ZEELAND, Mich. — A Zeeland man continues to wait on the transplant list, after his initial surgery was made possible by organ donation.
In 2018, Miguel Munoz III was experiencing some back pain. Doctors initially thought that he had pulled a muscle and sent him home. The next day, Munoz returned to the hospital where he was told his condition was something much worse, which is when he was referred to Butterworth Hospital.
Doctors then began running tests and other diagnostics. They discovered Munoz had been infected with MRSA in his blood. The infection had become so severe that it had ate away at his aorta, requiring surgery to repair and restructure it.
"I prepared for death, and then I prepared for the worst and then you know, hoping for the best outcome," said Munoz, who described preparing his end of life papers before surgery.
Doctors had initially given him a 50/50 chance to survive, but soon learned the odds were much more slim when doing surgery. As a result, surgeons had to use a portion of aorta from a cadaver to restructure roughly 13 centimeters.

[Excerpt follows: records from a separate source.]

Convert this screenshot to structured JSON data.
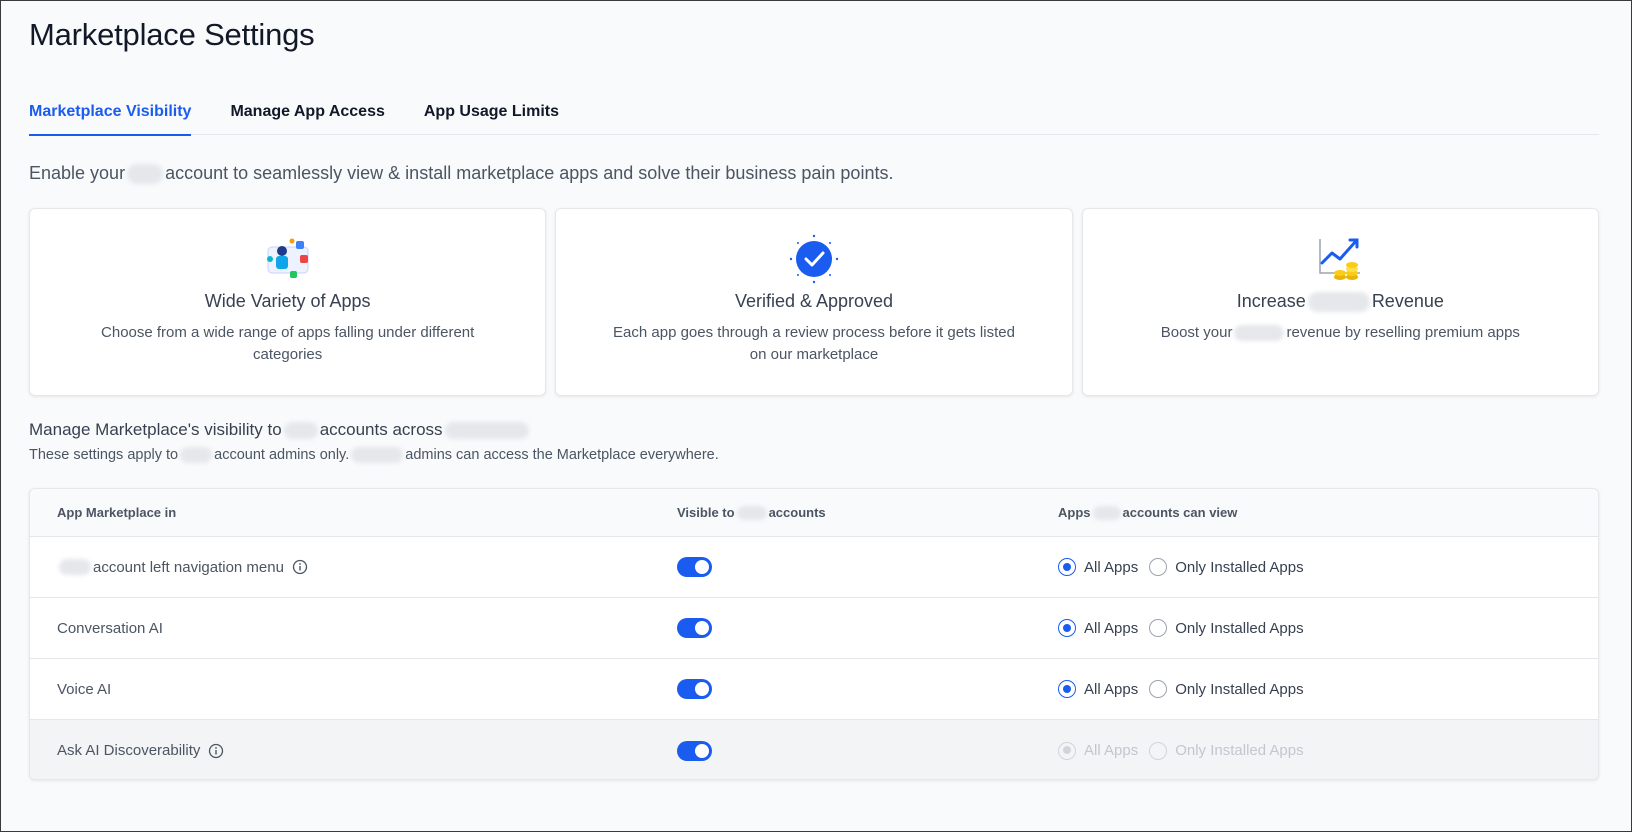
{
  "page_title": "Marketplace Settings",
  "tabs": [
    {
      "label": "Marketplace Visibility",
      "active": true
    },
    {
      "label": "Manage App Access",
      "active": false
    },
    {
      "label": "App Usage Limits",
      "active": false
    }
  ],
  "intro": {
    "before": "Enable your",
    "after": "account to seamlessly view & install marketplace apps and solve their business pain points."
  },
  "cards": [
    {
      "icon": "apps-variety-illustration-icon",
      "title": "Wide Variety of Apps",
      "title_suffix": "",
      "desc_before": "Choose from a wide range of apps falling under different categories",
      "desc_after": ""
    },
    {
      "icon": "verified-badge-icon",
      "title": "Verified & Approved",
      "title_suffix": "",
      "desc_before": "Each app goes through a review process before it gets listed on our marketplace",
      "desc_after": ""
    },
    {
      "icon": "revenue-growth-icon",
      "title": "Increase",
      "title_suffix": "Revenue",
      "desc_before": "Boost your",
      "desc_after": "revenue by reselling premium apps"
    }
  ],
  "section": {
    "title_before": "Manage Marketplace's visibility to",
    "title_middle": "accounts across",
    "sub_before": "These settings apply to",
    "sub_middle": "account admins only.",
    "sub_after": "admins can access the Marketplace everywhere."
  },
  "table": {
    "headers": {
      "col1": "App Marketplace in",
      "col2_before": "Visible to",
      "col2_after": "accounts",
      "col3_before": "Apps",
      "col3_after": "accounts can view"
    },
    "rows": [
      {
        "label": "account left navigation menu",
        "blurred_prefix": true,
        "info": true,
        "visible": true,
        "selected": "All Apps",
        "disabled": false
      },
      {
        "label": "Conversation AI",
        "blurred_prefix": false,
        "info": false,
        "visible": true,
        "selected": "All Apps",
        "disabled": false
      },
      {
        "label": "Voice AI",
        "blurred_prefix": false,
        "info": false,
        "visible": true,
        "selected": "All Apps",
        "disabled": false
      },
      {
        "label": "Ask AI Discoverability",
        "blurred_prefix": false,
        "info": true,
        "visible": true,
        "selected": "All Apps",
        "disabled": true
      }
    ],
    "radio_options": [
      "All Apps",
      "Only Installed Apps"
    ]
  },
  "colors": {
    "accent": "#1a5cf0",
    "text": "#111827",
    "muted": "#4b5563",
    "border": "#e5e7eb"
  }
}
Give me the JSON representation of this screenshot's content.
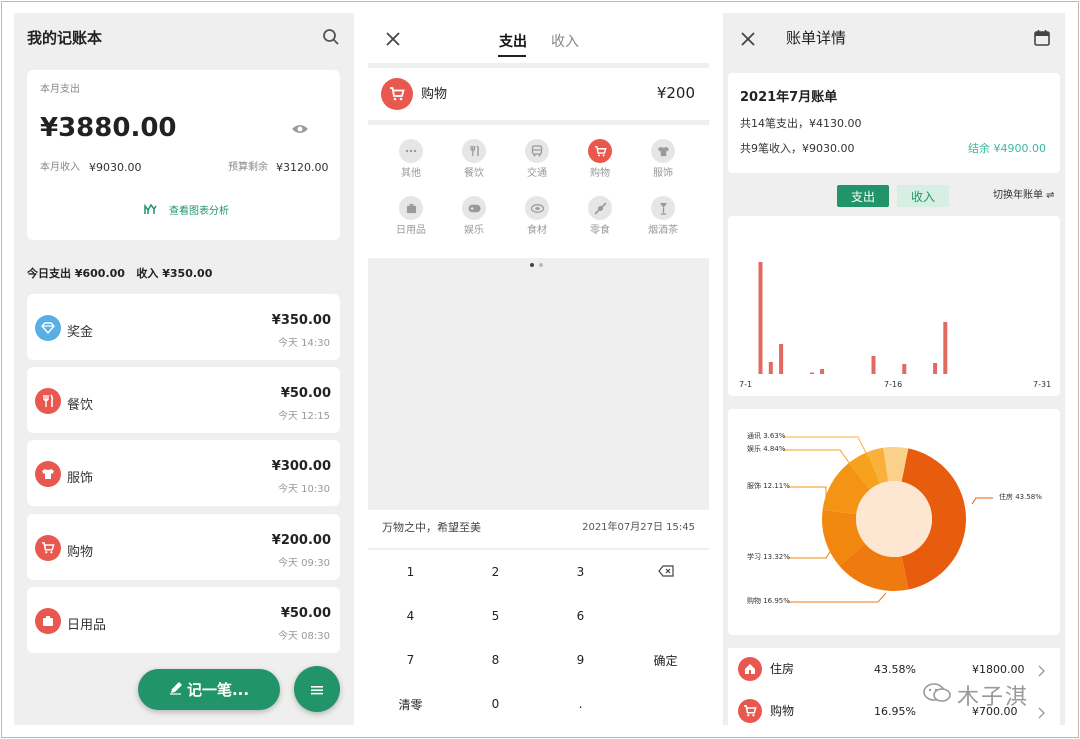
{
  "colors": {
    "accent": "#22946a",
    "expense_red": "#e8584f",
    "bar": "#e06a5f",
    "donut_dark": "#e85c0d",
    "donut_light": "#f7a21b",
    "balance_teal": "#3cb8a0"
  },
  "left": {
    "title": "我的记账本",
    "summary": {
      "label": "本月支出",
      "amount": "¥3880.00",
      "income_label": "本月收入",
      "income": "¥9030.00",
      "budget_label": "预算剩余",
      "budget": "¥3120.00",
      "chart_link": "查看图表分析"
    },
    "today": "今日支出 ¥600.00   收入 ¥350.00",
    "transactions": [
      {
        "name": "奖金",
        "amount": "¥350.00",
        "time": "今天 14:30",
        "icon": "bonus-icon",
        "color": "#5aaee6"
      },
      {
        "name": "餐饮",
        "amount": "¥50.00",
        "time": "今天 12:15",
        "icon": "dining-icon",
        "color": "#e8584f"
      },
      {
        "name": "服饰",
        "amount": "¥300.00",
        "time": "今天 10:30",
        "icon": "clothing-icon",
        "color": "#e8584f"
      },
      {
        "name": "购物",
        "amount": "¥200.00",
        "time": "今天 09:30",
        "icon": "cart-icon",
        "color": "#e8584f"
      },
      {
        "name": "日用品",
        "amount": "¥50.00",
        "time": "今天 08:30",
        "icon": "daily-goods-icon",
        "color": "#e8584f"
      }
    ],
    "fab_label": "记一笔...",
    "menu_icon": "menu-icon"
  },
  "middle": {
    "tabs": [
      "支出",
      "收入"
    ],
    "selected": {
      "name": "购物",
      "amount": "¥200"
    },
    "categories": [
      {
        "label": "其他",
        "icon": "more-icon"
      },
      {
        "label": "餐饮",
        "icon": "dining-icon"
      },
      {
        "label": "交通",
        "icon": "bus-icon"
      },
      {
        "label": "购物",
        "icon": "cart-icon"
      },
      {
        "label": "服饰",
        "icon": "clothing-icon"
      },
      {
        "label": "日用品",
        "icon": "daily-goods-icon"
      },
      {
        "label": "娱乐",
        "icon": "game-icon"
      },
      {
        "label": "食材",
        "icon": "food-icon"
      },
      {
        "label": "零食",
        "icon": "candy-icon"
      },
      {
        "label": "烟酒茶",
        "icon": "glass-icon"
      }
    ],
    "note": "万物之中，希望至美",
    "datetime": "2021年07月27日 15:45",
    "keys": [
      "1",
      "2",
      "3",
      "⌫",
      "4",
      "5",
      "6",
      "",
      "7",
      "8",
      "9",
      "确定",
      "清零",
      "0",
      ".",
      ""
    ]
  },
  "right": {
    "title": "账单详情",
    "bill": {
      "title": "2021年7月账单",
      "expense_line": "共14笔支出，¥4130.00",
      "income_line": "共9笔收入，¥9030.00",
      "balance": "结余 ¥4900.00"
    },
    "toggle": {
      "expense": "支出",
      "income": "收入",
      "switch": "切换年账单 ⇌"
    },
    "chart_data": [
      {
        "type": "bar",
        "x_ticks": [
          "7-1",
          "7-16",
          "7-31"
        ],
        "bars": [
          {
            "day": 3,
            "value": 112
          },
          {
            "day": 4,
            "value": 12
          },
          {
            "day": 5,
            "value": 30
          },
          {
            "day": 8,
            "value": 1
          },
          {
            "day": 9,
            "value": 5
          },
          {
            "day": 14,
            "value": 18
          },
          {
            "day": 17,
            "value": 10
          },
          {
            "day": 20,
            "value": 11
          },
          {
            "day": 21,
            "value": 52
          }
        ]
      },
      {
        "type": "pie",
        "donut": true,
        "slices": [
          {
            "label": "住房",
            "value": 43.58,
            "text": "住房 43.58%",
            "color": "#e85c0d"
          },
          {
            "label": "购物",
            "value": 16.95,
            "text": "购物 16.95%",
            "color": "#ef7a0f"
          },
          {
            "label": "学习",
            "value": 13.32,
            "text": "学习 13.32%",
            "color": "#f2870f"
          },
          {
            "label": "服饰",
            "value": 12.11,
            "text": "服饰 12.11%",
            "color": "#f49414"
          },
          {
            "label": "娱乐",
            "value": 4.84,
            "text": "娱乐 4.84%",
            "color": "#f6a21d"
          },
          {
            "label": "通讯",
            "value": 3.63,
            "text": "通讯 3.63%",
            "color": "#f8b23b"
          },
          {
            "label": "",
            "value": 5.57,
            "color": "#fbd089"
          }
        ]
      }
    ],
    "rows": [
      {
        "name": "住房",
        "percent": "43.58%",
        "amount": "¥1800.00"
      },
      {
        "name": "购物",
        "percent": "16.95%",
        "amount": "¥700.00"
      }
    ],
    "watermark": "木子淇"
  }
}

"Afterward they said when they opened me up, they compared it all the jello that has been left out at room temperature. They said when they opened me up, so much more had been destroyed by MRSA than they could even have imagined," said Munoz.
Vascular surgeons often consider replacing the majority of someone's aorta as one of the most difficult surgeries they can perform. In Miguel's case, the surgery was complicated by the infection and the level of damage it had over his body.
"It would be reasonable to say that we were a little bit surprised by the extent of the infection when we got in there, absolutely," said Dr. Eanas Yassa, Section Chief of Vascular Surgery. "Our hope, of course, is that anyone would do these types of operations on would return to their regular lives with only the reminder of of a surgical scar, and some days, some weeks, potentially in the hospital. So I think this was absolutely our hope for him - that he would be able to get back to his life."
Now that a few years have passed since his initial surgery, Munoz continues to wait on the kidney transplant list. His kidney failure stems from his initial medical issues and related surgery.
He does dialysis every other day for three hours and will continue to do so for at least the next few years. The average wait time in Michigan for a kidney transplant is 7 years.
"I'm heavily reliant on on organ donation, not just to keep me alive from the initial surgery. My aorta was taken from a cadaver, so someone had donated that, their tissue for me, which I'm very grateful for," said Munoz. "It has allowed me to live my life and be with my child."
Munoz has become a strong advocate of organ donation and encourages anyone who may be interested in donating a kidney to contact Mercy Health's Kidney Transplant Center at 616-685-6222.
Mercy Health offers a 'Paired Exchange' program that involves two different donors who each don’t have compatible blood types with the person they hope to donate to. The two candidates trade donors, so that each receives a viable kidney.